Another example of an exception to Dollo's Law is described by Lynch and Wagner in the Jan 2010 issue of Evolution. They present evidence for the re-evolution of oviparity, or egg laying, in "Old World sand boas in the genus Eryx nearly 60 million years after the initial boid transition to viviparity" based on a phylogenetic analysis of genetic data from boid snakes and other related groups. In addition to the statistical support for re-evolution, they note that morphological evidence includes the fact that, like live born boas, the hatchlings of the "oviparous Eryx lack an egg-tooth providing independent evidence that oviparity is a derived state in these species." And, the shells of the boas that have re-evolved oviparity are extremely thin compared with the shells of other boas, suggesting that the structure of the eggshell re-evolved as well.
The argument over whether Dollo's Law can be violated may primarily reflect the way we classify species and think about phylogenies. As Wiens says,
...the observation that most well-documented cases of trait re-evolution occur after a period of trait loss of greater than 15 million years (Table 2) may also reflect methodological bias. A complex structure that re-evolves may need to be absent for tens of millions of years before its re-acquisition can be confidently distinguished from multiple losses (e.g., given typical diversification rates, this period of time may be needed for a group to diversify enough to have species nested deep in the phylogeny). Yet, if the gain of lost traits is possible, a consideration of the underlying genetics suggests that it should be much more likely soon after the trait is lost (Marshall et al. 1994). Thus, trait re-evolution may actually be hardest to detect under the conditions when it is most likely to occur, raising the question of whether trait re-evolution might be more widespread but frequently undetected due to methodological biases.So, how is the re-evolution of a trait explained genetically? Weins suggests that the fact that G. Guentheri still have teeth in their upper jaw facilitates the repositioning of teeth to the lower jaw. The structural genes are there, they just need to be recruited for expression in a different place. Generally, this is not very perplexing. Single gene expression changes can lead to signaling environments that, in relevant tissues, can induce cascades of patterning-gene interactions that produce structures like teeth.

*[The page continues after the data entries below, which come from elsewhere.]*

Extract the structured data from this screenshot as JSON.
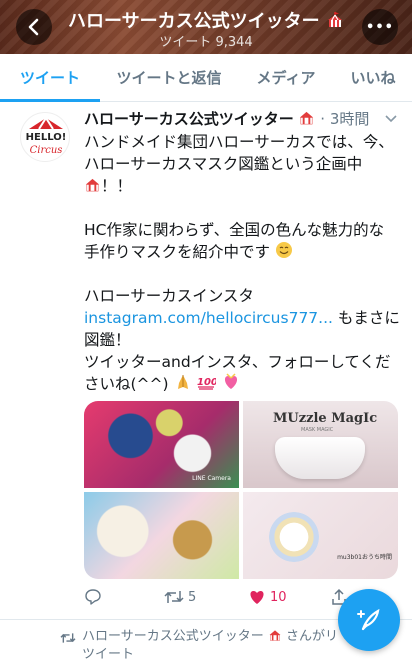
{
  "header": {
    "title": "ハローサーカス公式ツイッター",
    "subtitle": "ツイート 9,344",
    "back_icon": "chevron-left-icon",
    "more_icon": "more-horizontal-icon",
    "more_label": "•••"
  },
  "tabs": [
    {
      "label": "ツイート",
      "active": true
    },
    {
      "label": "ツイートと返信",
      "active": false
    },
    {
      "label": "メディア",
      "active": false
    },
    {
      "label": "いいね",
      "active": false
    }
  ],
  "tweet": {
    "avatar": {
      "text_top": "HELLO!",
      "text_bottom": "Circus"
    },
    "author": "ハローサーカス公式ツイッター",
    "separator": "·",
    "time": "3時間",
    "body": {
      "line1": "ハンドメイド集団ハローサーカスでは、今、",
      "line2": "ハローサーカスマスク図鑑という企画中",
      "line3": "！！",
      "line4": "HC作家に関わらず、全国の色んな魅力的な",
      "line5": "手作りマスクを紹介中です",
      "line6": "ハローサーカスインスタ",
      "link": "instagram.com/hellocircus777...",
      "line7_after_link": " もまさに",
      "line8": "図鑑！",
      "line9": "ツイッターandインスタ、フォローしてくだ",
      "line10": "さいね(^^)"
    },
    "media": {
      "image2_title": "MUzzle MagIc",
      "image2_sub": "MASK MAGIC",
      "image1_caption": "LINE Camera",
      "image4_caption": "mu3b01おうち時間"
    },
    "actions": {
      "reply_count": "",
      "retweet_count": "5",
      "like_count": "10"
    }
  },
  "next_tweet": {
    "retweeter": "ハローサーカス公式ツイッター",
    "suffix": "さんがリ",
    "line2": "ツイート"
  },
  "colors": {
    "accent": "#1da1f2",
    "like": "#e0245e",
    "link": "#1b95e0",
    "muted": "#657786"
  }
}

Indeed, the normal tissue is not required. There are mouse and human examples in which hair or teeth grow where the other normally does. Ovarian teratomas are disorganized tumor-like structures of disorganized embryos that, as was known even in the early 1800's (and cited by Darwin), developed hair and teeth (even chicks do not have enamel genes, but teeth can be induced to form by genetically similar processes as hair or feathers, and transgenic expression of some environment-preparing genes in embryonic chick jaws can lead to tooth-like structures).
Dental formulas (numbers and shapes of teeth in upper and lower jaws) and hair or coloration patterns can come and go for similar reasons. In many cases, the genetic change can be a modification of existing genes and tissues. Similar dental formulas have evolved numerous times in vertebrates. In others, there are different pathways to similar outcomes. This is what happens in some selection experiments, and seems, if we recall correctly, to be the case with ocelli in insects. But the overall pathways are presumably rather simple, or the different activations activate similar pathways that are conserved because they are still doing something. In the frogs, they're making teeth in the upper jaw, a tissue histologically similar to lower jaws.
The point here is not that reversals are trivial or uninteresting, but they are explicable when they occur. However, highly organized or complex structures are unlikely to recur after too long of divergence. If we re-evolved, say, swimming anatomy it would not likely be the same as what is found in fish. Indeed, that is what whales did, and they swim by up and down motion rather than the side to side motion of fish, because their mechanism is anatomically different.
Again, these instances are interesting, and perhaps most interesting is that even before the genetic age anyone should have suggested, much less canonized, 'laws' about how evolution works. At most they are statistical generalizations that, in genetic terms, relate to the likelihood of the same genetic mechanism re-evolving.